  5. Select a Microsoft driver variant for your Broadcom network adapter, click on Next and follow the prompts to install the driver.
  6. Do not forget to restart your PC so that the changes could take place.

Fix 7: Turn the off Location Service

  1. Open the Start Menu and go to Settings.
  2. Next, go to Privacy > Location.
  3. Turn off the Location service and restart the computer.

Consider the possibility for faulty hardware

If none of the above mentioned methods has helped you resolve the “Windows 10 freezes randomly” issue, then your machine might have issues with its hardware. It’s HDD might be failing, some (or all) of its RAM sticks might be faulty/defective or some components might not be properly connected in your computer case and the fact that the freezes happened to coincide with the upgrade to Win10 might be purely coincidental.

If you have tried every software-related fix and are still experiencing this same problem, it might be a good idea to take your machine to a specialist who can tell you if there are any hardware-related issues that need fixing which might be the reason behind your system’s instability.


About the author


Brandon Skies

Brandon is a researcher and content creator in the fields of cyber-security and virtual privacy. Years of experience enable him to provide readers with important information and adequate solutions for the latest software and malware problems.


  • this is ridiculous

    it is clear that the problem is Microsoft’s disastrous Windows 10 software and the many bugs and issues it has caused from day 1.
    why on earth die Microsoft come up with W8 and W10 (where did 9 disappear to?) which seem to be trying to be the German “egg-laying, wooly milk sow” of computing?
    Vista and W7 were robust

    so it seems the best solution is to get rid of Windows altogether

  • Windows 9 was avoided so as to avoid confusion with Windows 95. I’m not sure if I can downgrade my tablet to W7.

  • I cannot attempt any of the above fixes, because I cannot even bring up the request for password screen, Only the first screen. There is no cursor, and no response whatso ever! My friend who knows more than I do about computers cannot even bring up a blue screen which I understand offers booting alternatives! Fed up, can’t afford a new computer!
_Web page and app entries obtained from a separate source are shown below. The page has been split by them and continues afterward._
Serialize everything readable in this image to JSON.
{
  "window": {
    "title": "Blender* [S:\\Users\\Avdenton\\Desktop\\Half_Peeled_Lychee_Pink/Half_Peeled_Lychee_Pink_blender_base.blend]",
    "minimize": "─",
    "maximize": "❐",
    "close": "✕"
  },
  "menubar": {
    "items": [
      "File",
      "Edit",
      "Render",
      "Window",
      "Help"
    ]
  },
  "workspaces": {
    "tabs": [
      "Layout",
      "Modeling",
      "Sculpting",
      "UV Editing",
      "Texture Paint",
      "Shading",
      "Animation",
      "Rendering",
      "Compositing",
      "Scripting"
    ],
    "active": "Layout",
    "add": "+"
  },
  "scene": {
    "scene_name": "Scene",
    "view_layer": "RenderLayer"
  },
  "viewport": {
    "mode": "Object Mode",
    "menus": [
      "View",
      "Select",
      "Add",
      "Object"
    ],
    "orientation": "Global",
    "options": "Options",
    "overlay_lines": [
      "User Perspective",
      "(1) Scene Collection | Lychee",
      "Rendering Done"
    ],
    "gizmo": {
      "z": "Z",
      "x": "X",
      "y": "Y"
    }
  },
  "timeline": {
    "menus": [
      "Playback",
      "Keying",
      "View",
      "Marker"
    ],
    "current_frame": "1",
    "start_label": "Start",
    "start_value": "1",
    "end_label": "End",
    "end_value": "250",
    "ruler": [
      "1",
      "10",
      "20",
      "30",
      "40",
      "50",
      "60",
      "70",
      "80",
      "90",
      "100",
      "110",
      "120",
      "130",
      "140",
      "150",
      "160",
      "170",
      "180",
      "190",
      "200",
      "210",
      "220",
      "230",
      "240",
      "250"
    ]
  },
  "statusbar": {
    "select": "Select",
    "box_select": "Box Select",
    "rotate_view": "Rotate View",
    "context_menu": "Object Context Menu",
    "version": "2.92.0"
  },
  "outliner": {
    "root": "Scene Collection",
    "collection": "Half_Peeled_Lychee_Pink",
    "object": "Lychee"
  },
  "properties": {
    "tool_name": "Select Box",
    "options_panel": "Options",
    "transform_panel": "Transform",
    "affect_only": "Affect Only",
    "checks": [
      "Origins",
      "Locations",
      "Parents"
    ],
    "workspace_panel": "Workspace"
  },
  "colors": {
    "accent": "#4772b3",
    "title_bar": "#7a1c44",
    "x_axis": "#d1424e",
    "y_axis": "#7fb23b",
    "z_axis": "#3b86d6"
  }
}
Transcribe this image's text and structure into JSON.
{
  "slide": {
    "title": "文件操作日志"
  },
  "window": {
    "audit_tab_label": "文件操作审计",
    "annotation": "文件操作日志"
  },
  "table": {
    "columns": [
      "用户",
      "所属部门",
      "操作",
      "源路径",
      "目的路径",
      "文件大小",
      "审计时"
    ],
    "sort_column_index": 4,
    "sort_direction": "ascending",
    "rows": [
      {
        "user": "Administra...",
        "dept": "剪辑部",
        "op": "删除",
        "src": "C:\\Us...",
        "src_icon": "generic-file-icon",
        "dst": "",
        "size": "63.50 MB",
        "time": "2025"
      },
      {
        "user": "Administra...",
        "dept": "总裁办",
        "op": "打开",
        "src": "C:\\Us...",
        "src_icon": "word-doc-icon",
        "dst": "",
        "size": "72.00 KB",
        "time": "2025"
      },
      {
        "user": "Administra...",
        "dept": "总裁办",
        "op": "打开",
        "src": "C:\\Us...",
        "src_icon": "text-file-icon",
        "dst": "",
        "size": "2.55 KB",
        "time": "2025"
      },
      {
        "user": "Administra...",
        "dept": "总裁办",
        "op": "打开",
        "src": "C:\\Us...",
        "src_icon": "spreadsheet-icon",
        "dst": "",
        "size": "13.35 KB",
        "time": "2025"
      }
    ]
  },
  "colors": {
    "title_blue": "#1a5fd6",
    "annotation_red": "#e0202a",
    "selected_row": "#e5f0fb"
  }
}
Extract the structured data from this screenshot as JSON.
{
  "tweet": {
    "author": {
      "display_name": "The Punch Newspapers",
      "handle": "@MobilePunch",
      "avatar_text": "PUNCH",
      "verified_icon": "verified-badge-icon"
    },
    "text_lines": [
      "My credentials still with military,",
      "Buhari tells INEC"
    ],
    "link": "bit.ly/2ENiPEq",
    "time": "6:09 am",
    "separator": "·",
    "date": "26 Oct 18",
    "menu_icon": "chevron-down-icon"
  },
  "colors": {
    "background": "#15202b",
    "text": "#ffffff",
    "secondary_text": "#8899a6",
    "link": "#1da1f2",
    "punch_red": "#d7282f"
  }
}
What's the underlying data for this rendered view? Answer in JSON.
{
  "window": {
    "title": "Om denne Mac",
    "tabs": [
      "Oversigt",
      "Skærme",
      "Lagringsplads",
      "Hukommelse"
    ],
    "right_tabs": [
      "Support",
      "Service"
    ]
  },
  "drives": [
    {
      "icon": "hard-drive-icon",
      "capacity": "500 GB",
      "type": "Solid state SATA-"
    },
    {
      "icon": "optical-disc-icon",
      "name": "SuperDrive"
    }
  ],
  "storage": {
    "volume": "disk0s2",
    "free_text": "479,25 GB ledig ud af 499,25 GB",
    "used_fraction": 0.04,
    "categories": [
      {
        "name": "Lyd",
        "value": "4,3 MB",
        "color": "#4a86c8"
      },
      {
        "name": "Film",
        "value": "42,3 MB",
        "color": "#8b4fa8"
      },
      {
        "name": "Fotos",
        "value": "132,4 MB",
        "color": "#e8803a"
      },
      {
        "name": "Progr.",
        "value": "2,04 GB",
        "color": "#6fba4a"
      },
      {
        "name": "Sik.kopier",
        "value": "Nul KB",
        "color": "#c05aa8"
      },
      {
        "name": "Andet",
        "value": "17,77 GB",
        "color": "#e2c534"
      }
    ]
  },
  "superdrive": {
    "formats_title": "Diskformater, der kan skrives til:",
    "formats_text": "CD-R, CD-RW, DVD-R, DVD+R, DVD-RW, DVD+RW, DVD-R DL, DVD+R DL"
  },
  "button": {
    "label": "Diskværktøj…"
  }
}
  • I’ve been having the “random lockups” for a while. I’ve checked all the hardware temps updated drivers and it was still happening. On the reboot after a lockup sometimes there would be details of finishing updates 30% etc or the desktop logon front end would look different? In the end I disabled the windows update service and it has been rock solid?
    Going forward for my PC to update I will enable the service and run the updates. once I’m happy disable it until I do the same process once a month. Automated updates may be great but in a corporate environment they are tested and then released from a central WSUS server to all. search for services.msc and you can disable from there. If it makes no difference re enable it and do more googleing.

  • Further to my last comment I found my PC completed an update and on reboot it had the windows update service enabled? Further googling mentioned an additional service “Windows Update Medic Service” (WaaSMedicSvc) that re-enables the windows update service. This service along with the trigger located in the task scheduler cannot be disabled! Microsoft really want you to update!!! To get around this I have found a little utility that can do this. Go to, download and use the Windows Update Blocker v1.5.

Leave a Comment